During last Friday’s flooding, I went to look at that dam, and it was scary to say the least. I live a mile below it, and the one time in 37 years my creek has overflowed its banks was when the tiny dam below it broke.
This is not a pond, but a lake about the same volume as Jenkins Lake. Judging from the height of the dam and water level, it appears to be 30 to 35 feet deep, and a quarter of a mile long. Adding to the danger is another pond just above it about half the size, but much shallower and better constructed.
The dam was poorly and hastily built about 30 years ago. Its height has been added to over the years by various mining companies. A drainpipe once went through the dam, and beavers plugged it, causing water to flow over the top and eroding a large gap in the left side.
The county employees used to keep the pipe open until the mining companies saw fit to remove the pipe and just let the water run over the top, raising the water level substantially and adding to the lethality.

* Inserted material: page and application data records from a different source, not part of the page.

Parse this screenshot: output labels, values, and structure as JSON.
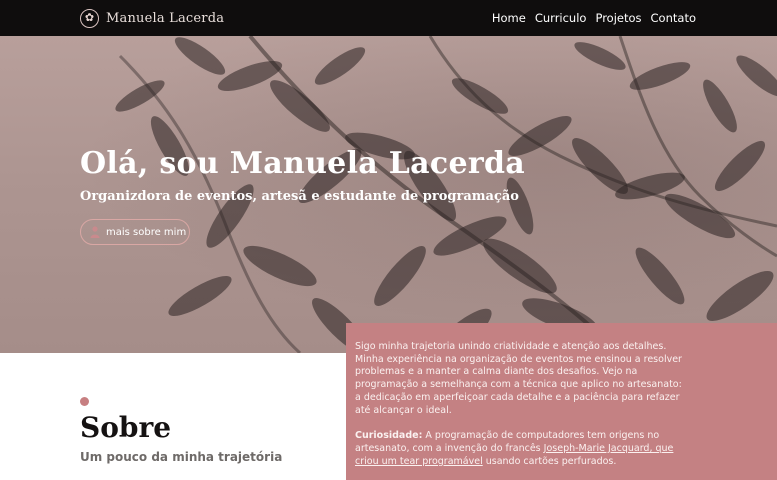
{
  "nav": {
    "brand_name": "Manuela Lacerda",
    "brand_icon": "flower-icon",
    "links": [
      {
        "label": "Home"
      },
      {
        "label": "Curriculo"
      },
      {
        "label": "Projetos"
      },
      {
        "label": "Contato"
      }
    ]
  },
  "hero": {
    "title": "Olá, sou Manuela Lacerda",
    "subtitle": "Organizdora de eventos, artesã e estudante de programação",
    "button_label": "mais sobre mim",
    "button_icon": "person-icon"
  },
  "about": {
    "title": "Sobre",
    "subtitle": "Um pouco da minha trajetória"
  },
  "info": {
    "paragraph1": "Sigo minha trajetoria unindo criatividade e atenção aos detalhes. Minha experiência na organização de eventos me ensinou a resolver problemas e a manter a calma diante dos desafios. Vejo na programação a semelhança com a técnica que aplico no artesanato: a dedicação em aperfeiçoar cada detalhe e a paciência para refazer até alcançar o ideal.",
    "curiosity_label": "Curiosidade:",
    "curiosity_text_before": " A programação de computadores tem origens no artesanato, com a invenção do francês ",
    "curiosity_link": "Joseph-Marie Jacquard, que criou um tear programável",
    "curiosity_text_after": " usando cartões perfurados."
  },
  "colors": {
    "navbar": "#0f0d0d",
    "accent": "#c48183",
    "hero_base": "#ad9591",
    "dark_text": "#151212"
  }
}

It is plainly visible that hundreds of cubic yards of the dam have been eroded away. All mining in the area has ceased and the lake serves no purpose and should be removed, or at least, reinstall a drain and lower the water to a safe level, about two or three feet.
As the people on the right fork of Millstone can attest, a similar dam, much smaller, broke and actually peeled the asphalt off of the highway a mile downstream. Fortunately, the hollow was about a mile long and no one lived in it at the time. The nearest home was about another mile down the main hollow and a lot higher above the creek.
The people at Shea Fork of McRoberts remember when a small silt dam failed, damaging many of their homes. They were met by gun thugs when they went to investigate the pond failure.
I think Magistrate Wayne Fleming finally gained access to the property. None of the people were adequately compensated for their damage.
This dam has the potential of the Buffalo Creek, W.Va., disaster, which drowned nearly 200 people, if I remember correctly. I know the removal of this lake would be expensive, but a simple fix would be to drain and reinstall a culvert at the bottom of the dam large enough to handle the flow. It could easily be done in the summer when there is hardly any water entering the lake. The water level should never be kept over one or two feet.
As I remember, the land was deeded to the county by Beth- Elkhorn Coal Corp. If the property belongs to the county, it will be much easier to fix the problem. I will be checking deeds and records this week.
I encourage everyone living in the danger zone to go and look at the dam, and complain to proper officials before disaster strikes.